Gender and Christianity in Modern Europe
Beyond the Feminization Thesis
Pasture, Patrick (editor)
CollectionKnowledge Unlatched (KU)
Since the 1970s the feminization thesis has become a powerful trope in the rewriting of the social history of Christendom. However, this ‘thesis' has triggered some vehement debates, given that men have continued to dominate the churches, which have reacted to the association of religion and femininity by explicitly focusing their appeal to men. The authors critically reflect upon the use of concepts like feminization and masculinization in relation to Christianity. By presenting case studies that adopt different gendered approaches regarding Christian, mainly Catholic discourses and practices, they capture multiple ‘feminizations' and ‘masculinizations' in Europe during the 19th and 20th centuries. In particular, it becomes clear that the idea that Christianity took on ‘charicteristically feminine' values and practices cannot withstand the conclusion that what is considered ‘manly' or ‘feminine' depends on time, place, and context, and on the reasons why gendered metaphors are used.
KeywordsTheology & Religion; Gender history; religious history; Europe
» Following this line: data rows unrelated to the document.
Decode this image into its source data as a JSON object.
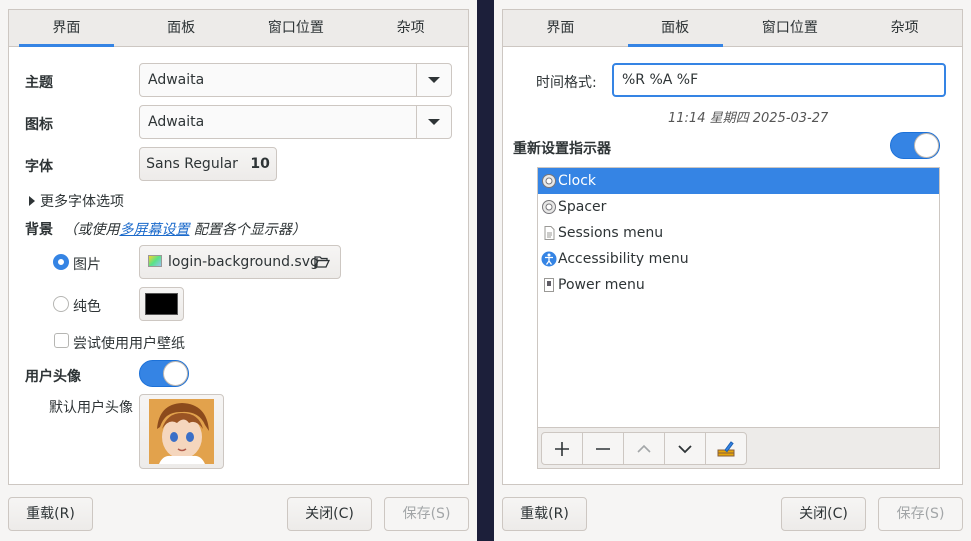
{
  "tabs": [
    "界面",
    "面板",
    "窗口位置",
    "杂项"
  ],
  "left": {
    "theme_label": "主题",
    "theme_value": "Adwaita",
    "icons_label": "图标",
    "icons_value": "Adwaita",
    "font_label": "字体",
    "font_name": "Sans Regular",
    "font_size": "10",
    "more_fonts": "更多字体选项",
    "background_label": "背景",
    "background_note_pre": "（或使用",
    "background_note_link": "多屏幕设置",
    "background_note_post": "配置各个显示器）",
    "image_radio": "图片",
    "image_file": "login-background.svg",
    "color_radio": "纯色",
    "color_value": "#000000",
    "try_wallpaper": "尝试使用用户壁纸",
    "user_avatar_label": "用户头像",
    "default_avatar_label": "默认用户头像"
  },
  "right": {
    "time_format_label": "时间格式:",
    "time_format_value": "%R %A %F",
    "time_preview": "11:14 星期四 2025-03-27",
    "reset_indicators": "重新设置指示器",
    "indicators": [
      {
        "label": "Clock",
        "icon": "gear-icon"
      },
      {
        "label": "Spacer",
        "icon": "gear-icon"
      },
      {
        "label": "Sessions menu",
        "icon": "document-icon"
      },
      {
        "label": "Accessibility menu",
        "icon": "accessibility-icon"
      },
      {
        "label": "Power menu",
        "icon": "power-icon"
      }
    ]
  },
  "buttons": {
    "reload": "重载(R)",
    "close": "关闭(C)",
    "save": "保存(S)"
  },
  "colors": {
    "accent": "#3584e4",
    "background": "#1c1f3a"
  }
}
PublisherLeuven University Press
Publication date and place2012-07-13